A few days ago, we could cope. Today, we’re stretched. And in a few days, hospitals - and mortuaries - will be overwhelmed. Why didn’t we order tests, masks, ventilators, beds, a month ago? But a month ago, there were only 100 cases; a number that has doubled every 3 days, so today there are over 50,000… And a month ago, people were saying, “Don’t worry, we’ll be all right, there are only 100 cases”. So nothing was done, no action was taken.
When we’re dealing with a problem that progressively doubles in intensity, it’s very easy to miss the early signs – which are inevitably weak – only to be overwhelmed, by which time it’s too late.
And although we are all – understandably – focused on coronavirus, there is another existential threat showing the same doubling behaviour. Climate change. The impact of the virus is catastrophic. But the impact of climate change will be cataclysmic. Not only disease, but famine and war too, as cities are flooded, agricultural land made into desert.
The doubling of the rise in the Earth’s temperature takes place far more slowly than the doubling of the virus. So it’s much less dramatic, and much less noticed. And far easier to say, “Don’t worry, we’ll be all right, the temperature has only risen by 0.1 degrees”. Yes, so easy... and in 50 years’ time, those still alive will be asking, “Why didn’t they act back in the 2020s, when there was time to fix it?”.
That’s the lesson we must learn today. To fix the climate change crisis, we must act now. That’s now. And the action is not just to reduce emissions. That’s good, but not enough.

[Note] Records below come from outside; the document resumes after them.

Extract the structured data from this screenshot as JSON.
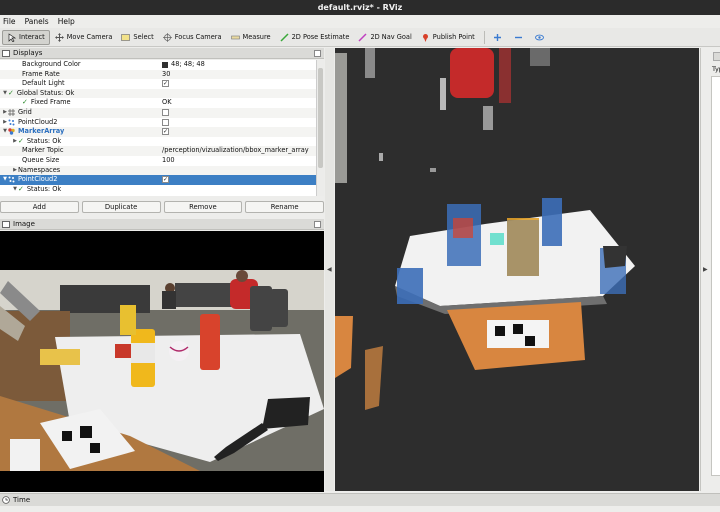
{
  "window": {
    "title": "default.rviz* - RViz"
  },
  "menu": [
    "File",
    "Panels",
    "Help"
  ],
  "toolbar": [
    {
      "label": "Interact",
      "icon": "interact-icon",
      "active": true
    },
    {
      "label": "Move Camera",
      "icon": "move-camera-icon"
    },
    {
      "label": "Select",
      "icon": "select-icon"
    },
    {
      "label": "Focus Camera",
      "icon": "focus-camera-icon"
    },
    {
      "label": "Measure",
      "icon": "measure-icon"
    },
    {
      "label": "2D Pose Estimate",
      "icon": "pose-estimate-icon"
    },
    {
      "label": "2D Nav Goal",
      "icon": "nav-goal-icon"
    },
    {
      "label": "Publish Point",
      "icon": "publish-point-icon"
    }
  ],
  "toolbar_extra_icons": [
    "plus-icon",
    "minus-icon",
    "eye-icon"
  ],
  "displays": {
    "title": "Displays",
    "rows": [
      {
        "label": "Background Color",
        "value": "48; 48; 48",
        "swatch": "#303030"
      },
      {
        "label": "Frame Rate",
        "value": "30"
      },
      {
        "label": "Default Light",
        "check": true
      },
      {
        "label": "Global Status: Ok",
        "status": true,
        "expander": "down"
      },
      {
        "label": "Fixed Frame",
        "value": "OK",
        "status": true
      },
      {
        "label": "Grid",
        "check": false,
        "expander": "right",
        "icon": "grid-icon"
      },
      {
        "label": "PointCloud2",
        "check": false,
        "expander": "right",
        "icon": "pointcloud-icon"
      },
      {
        "label": "MarkerArray",
        "check": true,
        "expander": "down",
        "icon": "marker-array-icon",
        "highlight": true
      },
      {
        "label": "Status: Ok",
        "status": true,
        "expander": "right"
      },
      {
        "label": "Marker Topic",
        "value": "/perception/vizualization/bbox_marker_array"
      },
      {
        "label": "Queue Size",
        "value": "100"
      },
      {
        "label": "Namespaces",
        "expander": "right"
      },
      {
        "label": "PointCloud2",
        "check": true,
        "expander": "down",
        "icon": "pointcloud-icon",
        "selected": true
      },
      {
        "label": "Status: Ok",
        "status": true,
        "expander": "down"
      }
    ],
    "buttons": [
      "Add",
      "Duplicate",
      "Remove",
      "Rename"
    ]
  },
  "image_panel": {
    "title": "Image"
  },
  "right_panel": {
    "label": "Typ"
  },
  "time_panel": {
    "title": "Time"
  },
  "colors": {
    "selection": "#3c7fc4",
    "ok": "#2a8a2a",
    "background_3d": "#2d2d2d"
  }
}
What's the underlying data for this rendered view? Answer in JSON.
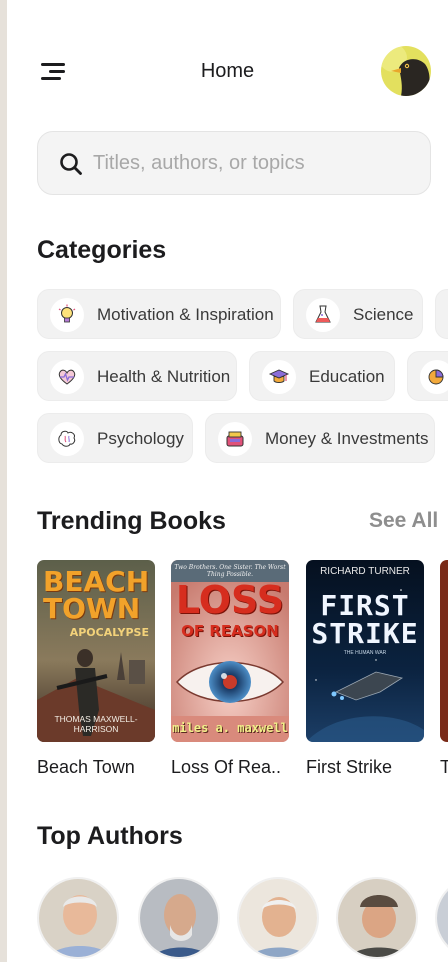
{
  "header": {
    "title": "Home",
    "menu_icon": "menu-icon",
    "avatar": "bird-avatar"
  },
  "search": {
    "placeholder": "Titles, authors, or topics"
  },
  "categories": {
    "title": "Categories",
    "rows": [
      [
        {
          "label": "Motivation & Inspiration",
          "icon": "lightbulb-icon"
        },
        {
          "label": "Science",
          "icon": "flask-icon"
        }
      ],
      [
        {
          "label": "Health & Nutrition",
          "icon": "heart-icon"
        },
        {
          "label": "Education",
          "icon": "graduation-cap-icon"
        }
      ],
      [
        {
          "label": "Psychology",
          "icon": "brain-icon"
        },
        {
          "label": "Money & Investments",
          "icon": "money-bag-icon"
        }
      ]
    ]
  },
  "trending": {
    "title": "Trending Books",
    "see_all": "See All",
    "books": [
      {
        "title": "Beach Town",
        "cover_title": "BEACH TOWN",
        "cover_subtitle": "APOCALYPSE",
        "cover_author": "THOMAS MAXWELL-HARRISON"
      },
      {
        "title": "Loss Of Rea..",
        "cover_tagline": "Two Brothers. One Sister. The Worst Thing Possible.",
        "cover_title": "LOSS",
        "cover_subtitle": "OF REASON",
        "cover_author": "miles a. maxwell"
      },
      {
        "title": "First Strike",
        "cover_author": "RICHARD TURNER",
        "cover_title": "FIRST",
        "cover_subtitle": "STRIKE",
        "cover_series": "THE HUMAN WAR"
      }
    ]
  },
  "authors": {
    "title": "Top Authors"
  },
  "colors": {
    "text": "#1c1c1e",
    "muted": "#8e8e8e",
    "chip_bg": "#f2f2f2",
    "search_bg": "#f4f4f4"
  }
}
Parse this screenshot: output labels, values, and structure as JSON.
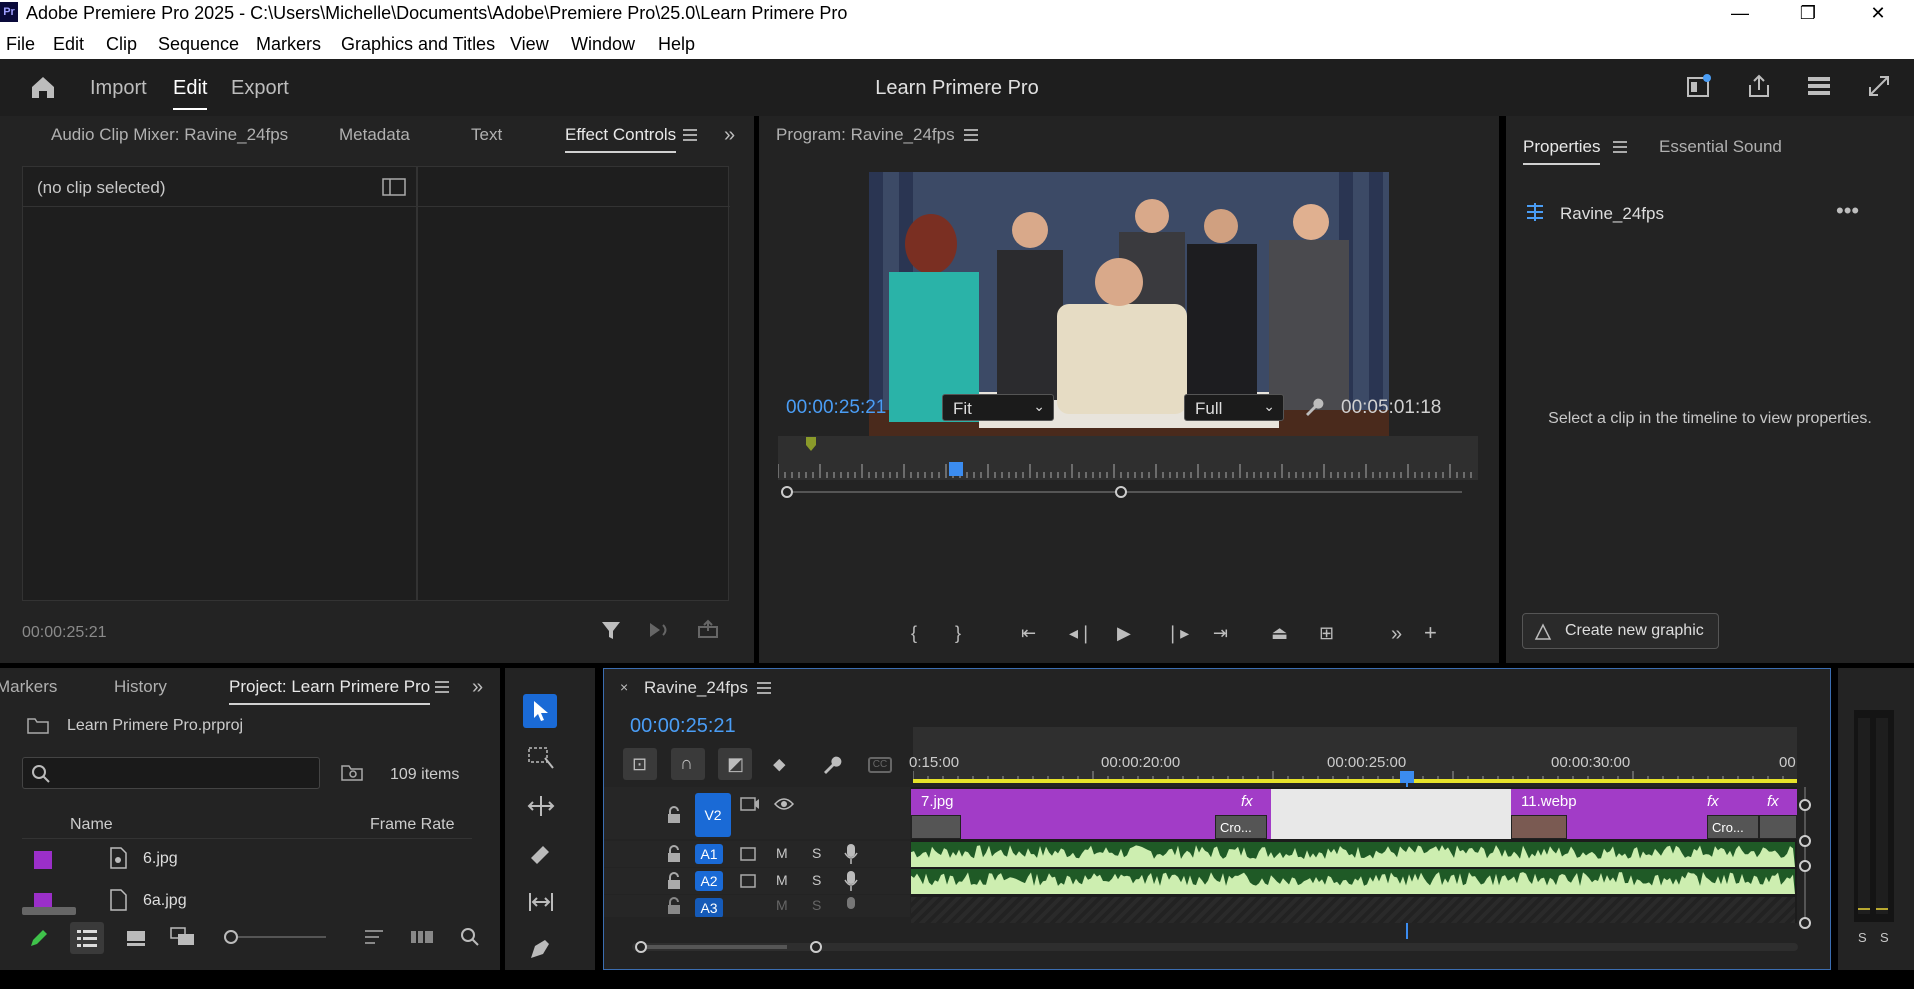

The fundamental problem is that there is too much CO2 in the atmosphere, CO2 that has accumulated over the decades, CO2 that is driving the temperature ever upwards. The action we need is a new Apollo- or Manhattan-style programme: a huge, co-ordinated, collaborative effort to develop as many ways as possible of taking that excess CO2 out. Now.
By Dennis Sherwood
Keywords: Innovation, Predictive Analytics, Climate Change